federation.' This can scarcely be deemed more than a solemn declaration of what the public law of nations recognizes as a moral obligation, binding on all nations, notwithstanding any changes in their forms of Government. It was important, however, to clear away all possible doubts, and to satisfy and quiet the public creditors, who might fear, that their just claims upon the Confederation might be disregarded or denied.

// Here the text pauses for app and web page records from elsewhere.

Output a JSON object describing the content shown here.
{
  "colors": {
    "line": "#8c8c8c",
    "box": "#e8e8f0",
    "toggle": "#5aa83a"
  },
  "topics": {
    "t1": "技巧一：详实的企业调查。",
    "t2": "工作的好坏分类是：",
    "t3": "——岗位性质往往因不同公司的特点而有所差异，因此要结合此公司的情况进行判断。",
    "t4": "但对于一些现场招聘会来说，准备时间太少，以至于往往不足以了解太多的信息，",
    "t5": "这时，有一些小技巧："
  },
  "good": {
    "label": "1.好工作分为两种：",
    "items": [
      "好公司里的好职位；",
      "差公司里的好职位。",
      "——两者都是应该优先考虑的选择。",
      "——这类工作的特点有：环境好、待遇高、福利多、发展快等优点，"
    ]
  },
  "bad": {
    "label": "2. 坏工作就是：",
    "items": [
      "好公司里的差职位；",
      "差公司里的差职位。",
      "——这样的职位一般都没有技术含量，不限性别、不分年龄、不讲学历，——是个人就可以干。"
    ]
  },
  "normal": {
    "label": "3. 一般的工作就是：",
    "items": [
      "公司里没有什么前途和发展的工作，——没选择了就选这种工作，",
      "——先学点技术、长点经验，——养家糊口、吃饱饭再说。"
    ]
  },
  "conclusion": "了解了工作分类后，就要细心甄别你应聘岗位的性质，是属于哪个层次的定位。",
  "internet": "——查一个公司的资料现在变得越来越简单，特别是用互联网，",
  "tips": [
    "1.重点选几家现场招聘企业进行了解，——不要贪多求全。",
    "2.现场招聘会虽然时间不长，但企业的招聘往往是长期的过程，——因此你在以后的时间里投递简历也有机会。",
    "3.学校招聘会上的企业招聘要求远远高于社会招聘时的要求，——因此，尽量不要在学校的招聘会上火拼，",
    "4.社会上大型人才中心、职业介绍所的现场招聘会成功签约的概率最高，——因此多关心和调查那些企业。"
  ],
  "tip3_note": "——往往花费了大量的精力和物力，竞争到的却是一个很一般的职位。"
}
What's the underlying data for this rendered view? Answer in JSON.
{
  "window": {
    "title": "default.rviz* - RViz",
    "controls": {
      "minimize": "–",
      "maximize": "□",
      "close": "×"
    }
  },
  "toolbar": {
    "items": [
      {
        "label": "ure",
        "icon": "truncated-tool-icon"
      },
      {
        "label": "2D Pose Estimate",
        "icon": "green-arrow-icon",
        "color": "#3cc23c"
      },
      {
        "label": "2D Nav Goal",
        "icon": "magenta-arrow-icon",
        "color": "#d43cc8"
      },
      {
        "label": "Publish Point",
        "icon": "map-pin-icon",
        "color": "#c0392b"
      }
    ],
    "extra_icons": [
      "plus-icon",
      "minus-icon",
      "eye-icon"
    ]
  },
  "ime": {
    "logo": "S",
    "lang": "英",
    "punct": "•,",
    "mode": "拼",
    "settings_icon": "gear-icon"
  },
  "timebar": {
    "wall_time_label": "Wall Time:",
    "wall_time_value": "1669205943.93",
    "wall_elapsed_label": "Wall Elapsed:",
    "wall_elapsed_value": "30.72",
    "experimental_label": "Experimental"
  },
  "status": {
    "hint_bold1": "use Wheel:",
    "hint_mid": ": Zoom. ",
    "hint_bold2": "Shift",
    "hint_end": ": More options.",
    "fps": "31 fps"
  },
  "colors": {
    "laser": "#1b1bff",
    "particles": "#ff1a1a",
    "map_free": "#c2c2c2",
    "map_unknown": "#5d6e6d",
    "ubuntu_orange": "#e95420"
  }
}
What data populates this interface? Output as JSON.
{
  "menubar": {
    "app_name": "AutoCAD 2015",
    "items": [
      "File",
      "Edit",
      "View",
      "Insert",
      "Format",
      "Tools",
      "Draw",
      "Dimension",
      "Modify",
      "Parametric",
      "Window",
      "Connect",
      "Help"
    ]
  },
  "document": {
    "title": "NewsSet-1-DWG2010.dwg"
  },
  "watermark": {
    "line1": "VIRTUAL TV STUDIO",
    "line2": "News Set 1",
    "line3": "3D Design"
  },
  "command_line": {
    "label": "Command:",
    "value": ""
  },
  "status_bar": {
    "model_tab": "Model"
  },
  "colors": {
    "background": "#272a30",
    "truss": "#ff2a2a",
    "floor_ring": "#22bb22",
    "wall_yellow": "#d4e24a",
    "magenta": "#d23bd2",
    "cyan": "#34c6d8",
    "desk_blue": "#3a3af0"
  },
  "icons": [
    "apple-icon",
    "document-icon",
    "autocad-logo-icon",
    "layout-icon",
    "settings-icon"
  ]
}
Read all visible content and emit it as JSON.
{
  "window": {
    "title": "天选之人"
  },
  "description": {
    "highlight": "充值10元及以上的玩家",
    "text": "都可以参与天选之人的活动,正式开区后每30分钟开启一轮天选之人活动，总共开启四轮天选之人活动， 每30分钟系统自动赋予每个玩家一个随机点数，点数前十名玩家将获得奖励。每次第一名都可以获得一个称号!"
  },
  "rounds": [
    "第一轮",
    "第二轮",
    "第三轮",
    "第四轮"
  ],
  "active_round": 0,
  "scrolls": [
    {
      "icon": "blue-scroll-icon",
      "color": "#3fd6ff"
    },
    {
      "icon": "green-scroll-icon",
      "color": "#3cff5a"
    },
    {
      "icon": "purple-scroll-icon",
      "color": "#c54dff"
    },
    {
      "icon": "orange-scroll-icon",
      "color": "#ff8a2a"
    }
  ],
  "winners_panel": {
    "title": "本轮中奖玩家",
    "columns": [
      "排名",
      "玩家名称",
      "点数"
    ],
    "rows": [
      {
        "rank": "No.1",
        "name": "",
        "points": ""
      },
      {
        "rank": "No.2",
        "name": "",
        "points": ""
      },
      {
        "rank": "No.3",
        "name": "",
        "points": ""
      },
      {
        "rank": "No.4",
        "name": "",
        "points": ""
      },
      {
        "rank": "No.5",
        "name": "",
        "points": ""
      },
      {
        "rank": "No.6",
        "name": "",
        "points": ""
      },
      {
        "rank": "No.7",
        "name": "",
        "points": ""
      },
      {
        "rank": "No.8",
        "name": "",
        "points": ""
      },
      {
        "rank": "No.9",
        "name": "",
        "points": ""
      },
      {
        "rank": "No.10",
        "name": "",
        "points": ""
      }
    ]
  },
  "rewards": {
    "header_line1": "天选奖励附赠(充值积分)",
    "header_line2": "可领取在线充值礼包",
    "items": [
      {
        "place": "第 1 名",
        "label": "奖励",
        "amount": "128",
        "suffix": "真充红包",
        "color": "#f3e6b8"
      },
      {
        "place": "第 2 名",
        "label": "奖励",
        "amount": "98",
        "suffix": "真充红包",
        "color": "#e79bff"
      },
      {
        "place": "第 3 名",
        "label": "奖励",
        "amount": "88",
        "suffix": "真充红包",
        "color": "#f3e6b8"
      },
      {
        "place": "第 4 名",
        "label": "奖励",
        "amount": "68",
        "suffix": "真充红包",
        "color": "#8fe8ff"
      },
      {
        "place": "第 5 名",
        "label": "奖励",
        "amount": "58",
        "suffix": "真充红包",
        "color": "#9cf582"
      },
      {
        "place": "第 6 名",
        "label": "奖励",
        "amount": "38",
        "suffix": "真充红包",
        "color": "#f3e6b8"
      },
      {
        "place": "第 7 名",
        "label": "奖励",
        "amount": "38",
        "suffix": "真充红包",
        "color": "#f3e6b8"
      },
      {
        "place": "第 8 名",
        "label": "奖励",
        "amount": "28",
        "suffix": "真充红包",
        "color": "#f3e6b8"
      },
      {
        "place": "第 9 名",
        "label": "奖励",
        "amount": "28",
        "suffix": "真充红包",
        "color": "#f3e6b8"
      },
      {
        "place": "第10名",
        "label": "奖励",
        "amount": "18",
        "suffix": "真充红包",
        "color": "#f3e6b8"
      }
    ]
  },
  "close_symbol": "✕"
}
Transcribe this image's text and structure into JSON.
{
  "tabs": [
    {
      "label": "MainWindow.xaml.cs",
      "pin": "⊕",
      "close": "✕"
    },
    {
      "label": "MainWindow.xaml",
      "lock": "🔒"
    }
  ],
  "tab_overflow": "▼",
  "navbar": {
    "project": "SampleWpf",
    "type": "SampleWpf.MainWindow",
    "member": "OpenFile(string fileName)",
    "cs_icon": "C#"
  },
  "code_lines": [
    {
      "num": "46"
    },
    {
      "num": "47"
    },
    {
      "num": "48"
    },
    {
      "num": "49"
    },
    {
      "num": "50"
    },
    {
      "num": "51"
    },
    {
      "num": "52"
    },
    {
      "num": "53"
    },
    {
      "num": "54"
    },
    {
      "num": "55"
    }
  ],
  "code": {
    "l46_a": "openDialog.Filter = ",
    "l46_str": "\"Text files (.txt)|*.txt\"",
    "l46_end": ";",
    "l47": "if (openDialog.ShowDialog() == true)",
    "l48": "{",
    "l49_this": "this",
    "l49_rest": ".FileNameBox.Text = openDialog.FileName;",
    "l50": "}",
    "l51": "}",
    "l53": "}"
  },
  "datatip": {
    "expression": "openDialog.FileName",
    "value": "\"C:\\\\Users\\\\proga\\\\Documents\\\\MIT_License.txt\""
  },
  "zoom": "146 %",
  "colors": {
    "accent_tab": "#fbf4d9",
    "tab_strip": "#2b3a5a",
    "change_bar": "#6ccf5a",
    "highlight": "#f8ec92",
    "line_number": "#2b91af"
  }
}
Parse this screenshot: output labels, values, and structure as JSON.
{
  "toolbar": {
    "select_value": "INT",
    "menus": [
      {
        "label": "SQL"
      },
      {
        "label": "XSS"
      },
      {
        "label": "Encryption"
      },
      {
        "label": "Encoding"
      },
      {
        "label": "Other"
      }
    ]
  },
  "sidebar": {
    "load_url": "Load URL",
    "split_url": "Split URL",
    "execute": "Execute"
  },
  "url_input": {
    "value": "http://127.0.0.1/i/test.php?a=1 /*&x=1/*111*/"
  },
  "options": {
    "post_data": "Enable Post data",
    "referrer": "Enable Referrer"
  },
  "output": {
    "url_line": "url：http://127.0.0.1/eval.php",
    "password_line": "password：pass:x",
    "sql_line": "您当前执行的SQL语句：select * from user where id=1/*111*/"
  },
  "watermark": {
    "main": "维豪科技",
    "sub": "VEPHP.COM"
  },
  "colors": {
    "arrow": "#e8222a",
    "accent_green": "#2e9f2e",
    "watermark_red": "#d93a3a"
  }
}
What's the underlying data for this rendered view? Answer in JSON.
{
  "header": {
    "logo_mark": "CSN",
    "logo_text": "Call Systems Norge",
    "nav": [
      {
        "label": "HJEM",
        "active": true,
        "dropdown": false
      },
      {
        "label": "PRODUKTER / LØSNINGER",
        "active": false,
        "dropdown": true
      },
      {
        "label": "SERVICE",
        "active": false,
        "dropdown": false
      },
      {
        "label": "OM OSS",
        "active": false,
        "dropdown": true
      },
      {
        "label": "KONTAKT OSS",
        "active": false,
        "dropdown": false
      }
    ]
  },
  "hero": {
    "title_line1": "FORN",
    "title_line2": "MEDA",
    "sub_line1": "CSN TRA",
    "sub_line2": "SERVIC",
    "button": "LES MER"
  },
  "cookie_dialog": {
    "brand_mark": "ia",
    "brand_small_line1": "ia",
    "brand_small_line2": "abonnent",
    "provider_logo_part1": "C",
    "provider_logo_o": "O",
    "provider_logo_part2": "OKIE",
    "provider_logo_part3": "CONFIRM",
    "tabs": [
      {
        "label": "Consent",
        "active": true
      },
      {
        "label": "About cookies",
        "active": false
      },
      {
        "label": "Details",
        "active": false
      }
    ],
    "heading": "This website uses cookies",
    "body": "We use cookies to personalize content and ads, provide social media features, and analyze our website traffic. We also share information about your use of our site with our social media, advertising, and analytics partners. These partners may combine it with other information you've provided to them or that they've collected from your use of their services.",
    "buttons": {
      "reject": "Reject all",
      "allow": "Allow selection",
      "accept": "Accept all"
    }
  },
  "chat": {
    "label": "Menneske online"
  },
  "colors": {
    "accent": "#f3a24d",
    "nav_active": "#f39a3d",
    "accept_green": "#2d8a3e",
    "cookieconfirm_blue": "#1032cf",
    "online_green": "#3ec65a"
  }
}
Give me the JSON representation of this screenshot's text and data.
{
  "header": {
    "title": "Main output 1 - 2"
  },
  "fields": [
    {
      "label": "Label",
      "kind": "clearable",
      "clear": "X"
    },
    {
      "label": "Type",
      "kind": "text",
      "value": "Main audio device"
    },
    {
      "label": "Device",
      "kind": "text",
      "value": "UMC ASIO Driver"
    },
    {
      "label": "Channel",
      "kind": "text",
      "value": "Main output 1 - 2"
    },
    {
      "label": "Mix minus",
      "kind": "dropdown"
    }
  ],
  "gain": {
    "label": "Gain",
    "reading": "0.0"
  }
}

$ 246. The next clause is . *This Constitution, and the *Laws of the United States, which shall be made in pursuance thereof, and all treaties made, or which shall be made under the authority of the United States, shall be the su'preme law of the land. And the judges in every State shall • be bound thereby, any thing in the Constitution, or Laws of any State, to the contrary notwithstanding. The propriety of this power results from the very nature of the Con. stitution. To establish a National Government, and to affirm, that it shall have certain powers; and yet, that in the exercise of those powers it shall not be supreme, but controllable by any State in the Union, would be a solecism, so mischiev. ous, and so indefensible, that the scheme could never be attributed to the framers of the Constitution, without manifestly impeaching their wisdom, as well as their good faith. The want of such an effective practical supremacy was a vital defect in the Confederation ; and furnished the most solid reason for abolishing it. It would be an idle mockery to give powers to Congress, and yet at the same time to declare, that those powers might be suspended or annihilated, at the will of a single State; that the will of twenty-three States should be surrendered to the will of one. A Government of such a nature would be as unworthy of public confidence, as it would be incapable of affording public protection, or private happiness.
$ 247. From this clause results the duty of all judges, State, as well as National, to disregard all laws of the States,